#### [Materials provided]
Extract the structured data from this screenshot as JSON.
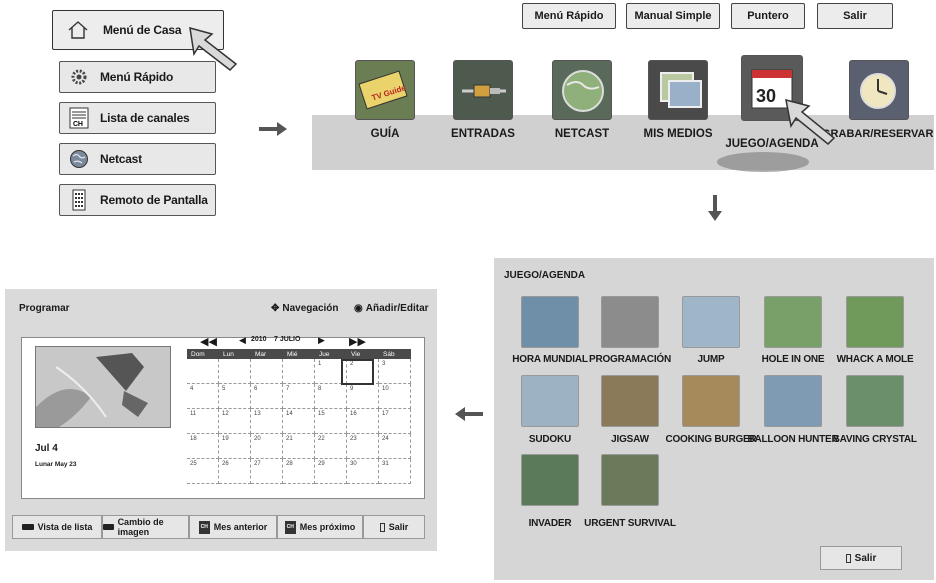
{
  "home_menu": {
    "active_label": "Menú de Casa",
    "items": [
      {
        "label": "Menú Rápido",
        "icon": "gear-icon"
      },
      {
        "label": "Lista de canales",
        "icon": "channel-list-icon",
        "icon_text": "CH"
      },
      {
        "label": "Netcast",
        "icon": "globe-icon"
      },
      {
        "label": "Remoto de Pantalla",
        "icon": "remote-icon"
      }
    ]
  },
  "top_buttons": [
    "Menú Rápido",
    "Manual Simple",
    "Puntero",
    "Salir"
  ],
  "cards": [
    {
      "label": "GUÍA",
      "icon": "tv-guide-icon",
      "icon_text": "TV Guide"
    },
    {
      "label": "ENTRADAS",
      "icon": "cable-icon"
    },
    {
      "label": "NETCAST",
      "icon": "globe-icon"
    },
    {
      "label": "MIS MEDIOS",
      "icon": "media-icon"
    },
    {
      "label": "JUEGO/AGENDA",
      "icon": "calendar-icon",
      "icon_text": "30"
    },
    {
      "label": "GRABAR/RESERVAR",
      "icon": "clock-icon"
    }
  ],
  "calendar": {
    "title": "Programar",
    "nav_hint": "Navegación",
    "add_hint": "Añadir/Editar",
    "year": "2010",
    "month_label": "7 JULIO",
    "date_label": "Jul 4",
    "lunar_label": "Lunar May 23",
    "weekdays": [
      "Dom",
      "Lun",
      "Mar",
      "Mié",
      "Jue",
      "Vie",
      "Sáb"
    ],
    "days": [
      "",
      "",
      "",
      "",
      "1",
      "2",
      "3",
      "4",
      "5",
      "6",
      "7",
      "8",
      "9",
      "10",
      "11",
      "12",
      "13",
      "14",
      "15",
      "16",
      "17",
      "18",
      "19",
      "20",
      "21",
      "22",
      "23",
      "24",
      "25",
      "26",
      "27",
      "28",
      "29",
      "30",
      "31"
    ],
    "bottom_buttons": [
      {
        "label": "Vista de lista",
        "key": ""
      },
      {
        "label": "Cambio de imagen",
        "key": ""
      },
      {
        "label": "Mes anterior",
        "key": "CH"
      },
      {
        "label": "Mes próximo",
        "key": "CH"
      },
      {
        "label": "Salir",
        "key": ""
      }
    ]
  },
  "games": {
    "title": "JUEGO/AGENDA",
    "items": [
      {
        "label": "HORA MUNDIAL",
        "color": "#6f8fa8"
      },
      {
        "label": "PROGRAMACIÓN",
        "color": "#8c8c8c"
      },
      {
        "label": "JUMP",
        "color": "#9fb6c9"
      },
      {
        "label": "HOLE IN ONE",
        "color": "#7aa06a"
      },
      {
        "label": "WHACK A MOLE",
        "color": "#6f9a5c"
      },
      {
        "label": "SUDOKU",
        "color": "#9db3c4"
      },
      {
        "label": "JIGSAW",
        "color": "#8a7a5a"
      },
      {
        "label": "COOKING BURGER",
        "color": "#a68a5c"
      },
      {
        "label": "BALLOON HUNTER",
        "color": "#7f9ab3"
      },
      {
        "label": "SAVING CRYSTAL",
        "color": "#6a8f6a"
      },
      {
        "label": "INVADER",
        "color": "#5a7a5a"
      },
      {
        "label": "URGENT SURVIVAL",
        "color": "#6a7a5a"
      }
    ],
    "exit_label": "Salir"
  }
}
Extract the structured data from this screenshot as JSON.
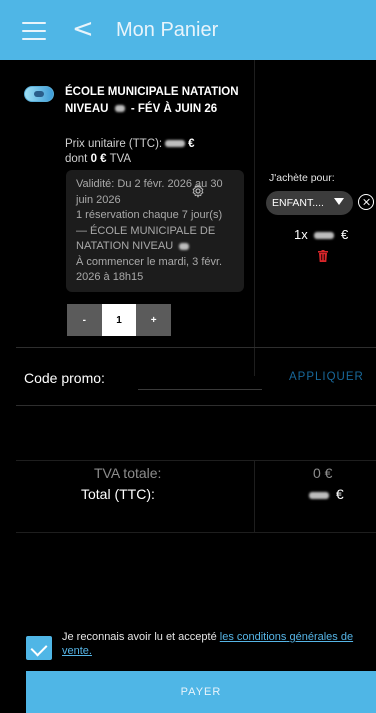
{
  "appbar": {
    "menu_icon": "hamburger-menu-icon",
    "back_icon": "chevron-left-icon",
    "back_glyph": "<",
    "title": "Mon Panier",
    "color": "#4fb6e6"
  },
  "cart": {
    "item": {
      "thumbnail_icon": "swimmer-thumbnail-icon",
      "name": "ÉCOLE MUNICIPALE NATATION NIVEAU",
      "name_suffix": "- FÉV À JUIN 26",
      "unit_price_label": "Prix unitaire (TTC):",
      "unit_price_currency": "€",
      "tax_prefix": "dont",
      "tax_value": "0 €",
      "tax_suffix": "TVA",
      "details": "Validité: Du 2 févr. 2026 au 30 juin 2026\n1 réservation chaque 7 jour(s) — ÉCOLE MUNICIPALE DE NATATION NIVEAU",
      "details_start": "À commencer le mardi, 3 févr. 2026 à 18h15",
      "gear_icon": "gear-icon",
      "stepper": {
        "minus": "-",
        "quantity": "1",
        "plus": "+"
      }
    },
    "buyer": {
      "label": "J'achète pour:",
      "selected": "ENFANT....",
      "clear_icon": "close-circle-icon"
    },
    "line_total": {
      "quantity": "1x",
      "currency": "€"
    },
    "delete_icon": "trash-icon"
  },
  "promo": {
    "label": "Code promo:",
    "placeholder": "",
    "apply_label": "APPLIQUER"
  },
  "totals": {
    "tva_label": "TVA totale:",
    "tva_value": "0 €",
    "total_label": "Total (TTC):",
    "total_currency": "€"
  },
  "terms": {
    "text": "Je reconnais avoir lu et accepté",
    "link_part1": "les conditions",
    "link_part2": "générales de vente.",
    "checked": true
  },
  "pay_button": {
    "label": "PAYER"
  }
}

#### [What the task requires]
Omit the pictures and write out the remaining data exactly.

#### [Solution to this exercise]
Extract the structured data from this screenshot as JSON.
{
  "home_menu": {
    "active_label": "Menú de Casa",
    "items": [
      {
        "label": "Menú Rápido",
        "icon": "gear-icon"
      },
      {
        "label": "Lista de canales",
        "icon": "channel-list-icon",
        "icon_text": "CH"
      },
      {
        "label": "Netcast",
        "icon": "globe-icon"
      },
      {
        "label": "Remoto de Pantalla",
        "icon": "remote-icon"
      }
    ]
  },
  "top_buttons": [
    "Menú Rápido",
    "Manual Simple",
    "Puntero",
    "Salir"
  ],
  "cards": [
    {
      "label": "GUÍA",
      "icon": "tv-guide-icon",
      "icon_text": "TV Guide"
    },
    {
      "label": "ENTRADAS",
      "icon": "cable-icon"
    },
    {
      "label": "NETCAST",
      "icon": "globe-icon"
    },
    {
      "label": "MIS MEDIOS",
      "icon": "media-icon"
    },
    {
      "label": "JUEGO/AGENDA",
      "icon": "calendar-icon",
      "icon_text": "30"
    },
    {
      "label": "GRABAR/RESERVAR",
      "icon": "clock-icon"
    }
  ],
  "calendar": {
    "title": "Programar",
    "nav_hint": "Navegación",
    "add_hint": "Añadir/Editar",
    "year": "2010",
    "month_label": "7 JULIO",
    "date_label": "Jul 4",
    "lunar_label": "Lunar May 23",
    "weekdays": [
      "Dom",
      "Lun",
      "Mar",
      "Mié",
      "Jue",
      "Vie",
      "Sáb"
    ],
    "days": [
      "",
      "",
      "",
      "",
      "1",
      "2",
      "3",
      "4",
      "5",
      "6",
      "7",
      "8",
      "9",
      "10",
      "11",
      "12",
      "13",
      "14",
      "15",
      "16",
      "17",
      "18",
      "19",
      "20",
      "21",
      "22",
      "23",
      "24",
      "25",
      "26",
      "27",
      "28",
      "29",
      "30",
      "31"
    ],
    "bottom_buttons": [
      {
        "label": "Vista de lista",
        "key": ""
      },
      {
        "label": "Cambio de imagen",
        "key": ""
      },
      {
        "label": "Mes anterior",
        "key": "CH"
      },
      {
        "label": "Mes próximo",
        "key": "CH"
      },
      {
        "label": "Salir",
        "key": ""
      }
    ]
  },
  "games": {
    "title": "JUEGO/AGENDA",
    "items": [
      {
        "label": "HORA MUNDIAL",
        "color": "#6f8fa8"
      },
      {
        "label": "PROGRAMACIÓN",
        "color": "#8c8c8c"
      },
      {
        "label": "JUMP",
        "color": "#9fb6c9"
      },
      {
        "label": "HOLE IN ONE",
        "color": "#7aa06a"
      },
      {
        "label": "WHACK A MOLE",
        "color": "#6f9a5c"
      },
      {
        "label": "SUDOKU",
        "color": "#9db3c4"
      },
      {
        "label": "JIGSAW",
        "color": "#8a7a5a"
      },
      {
        "label": "COOKING BURGER",
        "color": "#a68a5c"
      },
      {
        "label": "BALLOON HUNTER",
        "color": "#7f9ab3"
      },
      {
        "label": "SAVING CRYSTAL",
        "color": "#6a8f6a"
      },
      {
        "label": "INVADER",
        "color": "#5a7a5a"
      },
      {
        "label": "URGENT SURVIVAL",
        "color": "#6a7a5a"
      }
    ],
    "exit_label": "Salir"
  }
}
Extract the structured data from this screenshot as JSON.
{
  "appbar": {
    "menu_icon": "hamburger-menu-icon",
    "back_icon": "chevron-left-icon",
    "back_glyph": "<",
    "title": "Mon Panier",
    "color": "#4fb6e6"
  },
  "cart": {
    "item": {
      "thumbnail_icon": "swimmer-thumbnail-icon",
      "name": "ÉCOLE MUNICIPALE NATATION NIVEAU",
      "name_suffix": "- FÉV À JUIN 26",
      "unit_price_label": "Prix unitaire (TTC):",
      "unit_price_currency": "€",
      "tax_prefix": "dont",
      "tax_value": "0 €",
      "tax_suffix": "TVA",
      "details": "Validité: Du 2 févr. 2026 au 30 juin 2026\n1 réservation chaque 7 jour(s) — ÉCOLE MUNICIPALE DE NATATION NIVEAU",
      "details_start": "À commencer le mardi, 3 févr. 2026 à 18h15",
      "gear_icon": "gear-icon",
      "stepper": {
        "minus": "-",
        "quantity": "1",
        "plus": "+"
      }
    },
    "buyer": {
      "label": "J'achète pour:",
      "selected": "ENFANT....",
      "clear_icon": "close-circle-icon"
    },
    "line_total": {
      "quantity": "1x",
      "currency": "€"
    },
    "delete_icon": "trash-icon"
  },
  "promo": {
    "label": "Code promo:",
    "placeholder": "",
    "apply_label": "APPLIQUER"
  },
  "totals": {
    "tva_label": "TVA totale:",
    "tva_value": "0 €",
    "total_label": "Total (TTC):",
    "total_currency": "€"
  },
  "terms": {
    "text": "Je reconnais avoir lu et accepté",
    "link_part1": "les conditions",
    "link_part2": "générales de vente.",
    "checked": true
  },
  "pay_button": {
    "label": "PAYER"
  }
}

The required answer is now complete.